One of my favorite conspiracy theories is that of a Breakaway Civilization. It comes in many shapes and sizes, sometimes it’s Nazis, sometimes it’s Lizard People, sometimes it’s Stalinists, and sometimes it’s too complicated to pin down to one thing, but it always involves an incredibly wealthy ruling class sacrificing the mass of humanity for the benefit of the very few and either leaving the planet behind somehow or retreating inside a hollow Earth. The real risk is that of a Falling Away society, where the proletariat and the poor and the dispossessed lose their wealth and their ability to generate new wealth due to the lack of human jobs until they have nothing left at all and either become dependent on what paltry social safety nets are provided by the ruling class or simply starve to death without any impact on those in their fully automated future-space towers.
I’ve been on the fringes of engagement for the majority of my life. I’ve always leaned to the Left, but I always had too much to worry about to really do anything about it; paying bills and dealing with health issues and striving for personal growth and goals and all the other things that constitute modern American life. I have been to a handful of protests and demonstrations, I have given a very small amount of financial and material aid to those within reach, and I have ostensibly supported the cause through slogans and music and t-shirts and art, but I have always known that there is more that I can be doing and I have time and time again chosen to ignore these things to focus on my own little problems. I get it, it’s not easy being broke and trying to do the right thing, but if we all keep living this way none of us will even have a chance in what is coming next. Make no mistake, we are indeed fucked, the winter that is coming isn’t Whitewalkers, however, or T-800s, or Matrix robots, it’s empty cupboards and unemployed billions and Amazon drones, and we’re all sitting back plugging in to our preferred forms of distraction while our prospects grow ever bleaker. I don’t know what it looks like, but I know that I cannot allow myself to idly enable our coming demise by wringing my hands and saying “Yeah, it’d be nice, but I just can’t do anything about it right now.” and then rolling my sleeves up and getting back to work, work that is becoming less lucrative with every passing year. I don’t know what it looks like, but I know that every single one of us is capable of doing more, even if that is simply choosing not to ignore these things, not to push them to the back of your mind and justify it with bills and due dates and bullshit, those are the tools that the ruling class uses to keep us docile. I know that rather than going to brunch and downloading that new song and buying those new Forces and getting too drunk to fuck, every single one of us has the power to go outside and find someone that needs something you have or organizing at your job for worker protection or talking to your family members about these things.
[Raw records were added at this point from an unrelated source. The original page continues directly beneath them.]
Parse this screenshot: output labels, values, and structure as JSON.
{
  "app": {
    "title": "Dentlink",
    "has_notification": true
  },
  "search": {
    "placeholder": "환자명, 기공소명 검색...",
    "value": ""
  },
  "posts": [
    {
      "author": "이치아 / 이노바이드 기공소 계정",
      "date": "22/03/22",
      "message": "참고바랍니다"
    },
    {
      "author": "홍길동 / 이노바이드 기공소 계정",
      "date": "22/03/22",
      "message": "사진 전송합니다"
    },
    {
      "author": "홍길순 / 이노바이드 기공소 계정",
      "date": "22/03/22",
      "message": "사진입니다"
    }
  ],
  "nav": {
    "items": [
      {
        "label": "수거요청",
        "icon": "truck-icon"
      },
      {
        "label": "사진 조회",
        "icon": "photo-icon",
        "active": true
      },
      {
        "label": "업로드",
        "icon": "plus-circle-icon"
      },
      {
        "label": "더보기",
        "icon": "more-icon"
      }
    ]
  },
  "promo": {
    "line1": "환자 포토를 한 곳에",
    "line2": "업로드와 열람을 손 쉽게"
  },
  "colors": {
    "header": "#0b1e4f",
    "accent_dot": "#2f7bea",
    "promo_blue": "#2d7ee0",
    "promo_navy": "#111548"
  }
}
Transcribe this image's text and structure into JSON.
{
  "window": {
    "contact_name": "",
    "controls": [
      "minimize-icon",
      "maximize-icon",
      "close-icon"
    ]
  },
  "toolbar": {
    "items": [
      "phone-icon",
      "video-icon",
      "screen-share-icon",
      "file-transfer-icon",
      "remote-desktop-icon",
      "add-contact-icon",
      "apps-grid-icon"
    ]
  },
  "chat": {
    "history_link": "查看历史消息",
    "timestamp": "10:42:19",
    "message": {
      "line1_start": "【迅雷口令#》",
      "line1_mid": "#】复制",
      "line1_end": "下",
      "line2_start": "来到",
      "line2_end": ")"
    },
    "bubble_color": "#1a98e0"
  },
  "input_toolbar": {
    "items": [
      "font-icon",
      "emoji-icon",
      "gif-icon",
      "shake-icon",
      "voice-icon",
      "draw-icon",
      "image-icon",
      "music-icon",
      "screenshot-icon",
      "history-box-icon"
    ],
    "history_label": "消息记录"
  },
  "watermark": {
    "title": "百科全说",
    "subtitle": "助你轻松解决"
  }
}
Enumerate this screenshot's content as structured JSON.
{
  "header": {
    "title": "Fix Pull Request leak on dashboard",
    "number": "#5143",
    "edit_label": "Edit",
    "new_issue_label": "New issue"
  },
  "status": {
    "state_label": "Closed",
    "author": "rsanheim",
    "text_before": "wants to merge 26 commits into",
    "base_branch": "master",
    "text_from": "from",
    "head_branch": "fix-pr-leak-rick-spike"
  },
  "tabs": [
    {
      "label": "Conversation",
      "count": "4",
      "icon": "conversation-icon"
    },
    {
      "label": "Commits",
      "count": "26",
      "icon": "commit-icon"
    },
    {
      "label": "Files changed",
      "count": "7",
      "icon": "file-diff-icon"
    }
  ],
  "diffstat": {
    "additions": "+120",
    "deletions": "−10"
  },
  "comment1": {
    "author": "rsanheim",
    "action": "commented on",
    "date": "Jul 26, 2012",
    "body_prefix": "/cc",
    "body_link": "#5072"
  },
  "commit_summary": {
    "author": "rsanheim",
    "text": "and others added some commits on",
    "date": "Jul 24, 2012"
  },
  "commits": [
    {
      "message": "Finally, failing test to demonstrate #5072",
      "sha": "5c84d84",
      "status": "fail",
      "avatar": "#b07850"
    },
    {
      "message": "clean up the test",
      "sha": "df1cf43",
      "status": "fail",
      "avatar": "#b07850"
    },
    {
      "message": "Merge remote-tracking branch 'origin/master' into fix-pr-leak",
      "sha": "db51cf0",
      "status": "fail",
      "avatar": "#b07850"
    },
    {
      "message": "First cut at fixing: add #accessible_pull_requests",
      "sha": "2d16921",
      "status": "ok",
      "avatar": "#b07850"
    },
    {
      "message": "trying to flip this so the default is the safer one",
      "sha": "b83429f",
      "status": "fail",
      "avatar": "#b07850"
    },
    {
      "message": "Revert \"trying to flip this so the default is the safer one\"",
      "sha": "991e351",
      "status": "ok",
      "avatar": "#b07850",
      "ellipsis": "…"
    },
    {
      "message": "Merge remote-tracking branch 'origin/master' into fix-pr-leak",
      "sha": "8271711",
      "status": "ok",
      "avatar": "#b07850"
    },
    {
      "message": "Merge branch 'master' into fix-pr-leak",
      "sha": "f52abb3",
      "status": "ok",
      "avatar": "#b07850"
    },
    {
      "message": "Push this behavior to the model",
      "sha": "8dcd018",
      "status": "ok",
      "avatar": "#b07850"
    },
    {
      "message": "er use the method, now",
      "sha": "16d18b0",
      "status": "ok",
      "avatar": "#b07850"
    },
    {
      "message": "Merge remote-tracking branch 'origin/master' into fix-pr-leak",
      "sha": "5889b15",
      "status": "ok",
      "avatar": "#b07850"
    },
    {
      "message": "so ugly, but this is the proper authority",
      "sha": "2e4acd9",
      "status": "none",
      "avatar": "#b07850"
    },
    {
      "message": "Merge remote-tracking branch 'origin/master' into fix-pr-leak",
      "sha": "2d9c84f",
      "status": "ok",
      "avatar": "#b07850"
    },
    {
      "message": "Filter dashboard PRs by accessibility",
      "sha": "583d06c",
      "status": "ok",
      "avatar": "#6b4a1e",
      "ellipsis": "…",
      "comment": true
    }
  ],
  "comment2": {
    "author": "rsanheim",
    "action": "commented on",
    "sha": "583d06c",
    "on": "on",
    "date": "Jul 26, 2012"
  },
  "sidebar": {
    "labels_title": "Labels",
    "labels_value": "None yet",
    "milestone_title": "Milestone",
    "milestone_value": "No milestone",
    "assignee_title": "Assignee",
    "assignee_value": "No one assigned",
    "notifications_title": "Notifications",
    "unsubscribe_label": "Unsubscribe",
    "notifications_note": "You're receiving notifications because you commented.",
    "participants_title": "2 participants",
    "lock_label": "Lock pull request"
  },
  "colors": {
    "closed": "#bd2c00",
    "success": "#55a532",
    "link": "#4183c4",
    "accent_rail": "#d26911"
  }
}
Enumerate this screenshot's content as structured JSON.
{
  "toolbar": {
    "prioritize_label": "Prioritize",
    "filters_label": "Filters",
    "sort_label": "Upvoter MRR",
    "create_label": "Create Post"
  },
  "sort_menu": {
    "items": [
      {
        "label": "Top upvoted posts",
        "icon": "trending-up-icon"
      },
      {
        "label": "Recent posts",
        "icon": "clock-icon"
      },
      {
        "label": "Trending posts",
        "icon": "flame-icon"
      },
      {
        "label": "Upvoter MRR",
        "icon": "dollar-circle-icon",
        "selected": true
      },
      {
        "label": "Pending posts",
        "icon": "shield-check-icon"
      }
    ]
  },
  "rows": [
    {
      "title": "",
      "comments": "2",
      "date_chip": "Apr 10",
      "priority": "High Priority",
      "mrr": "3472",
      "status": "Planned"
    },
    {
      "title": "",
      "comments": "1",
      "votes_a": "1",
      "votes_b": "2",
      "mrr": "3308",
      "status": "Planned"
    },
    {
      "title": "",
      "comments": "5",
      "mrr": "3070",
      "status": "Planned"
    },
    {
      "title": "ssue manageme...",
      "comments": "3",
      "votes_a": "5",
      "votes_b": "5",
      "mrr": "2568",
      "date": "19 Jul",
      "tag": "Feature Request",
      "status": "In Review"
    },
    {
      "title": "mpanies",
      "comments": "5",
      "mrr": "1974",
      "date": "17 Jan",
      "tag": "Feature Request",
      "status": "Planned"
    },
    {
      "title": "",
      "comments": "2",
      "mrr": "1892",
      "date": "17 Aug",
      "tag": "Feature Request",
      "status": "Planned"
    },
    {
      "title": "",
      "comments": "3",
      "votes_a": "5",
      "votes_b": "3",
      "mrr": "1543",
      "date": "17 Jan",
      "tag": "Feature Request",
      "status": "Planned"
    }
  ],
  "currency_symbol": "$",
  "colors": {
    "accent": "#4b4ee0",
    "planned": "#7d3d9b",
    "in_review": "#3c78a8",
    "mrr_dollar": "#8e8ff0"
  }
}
Every single one of us has the power to do something, and if every single one of us makes that choice there is nothing on Earth that can stop us.
Thank you all so much for your time and attention, I apologize for being a shitty writer, I hope that some part of what I was trying to say came through here. Go do something worth doing!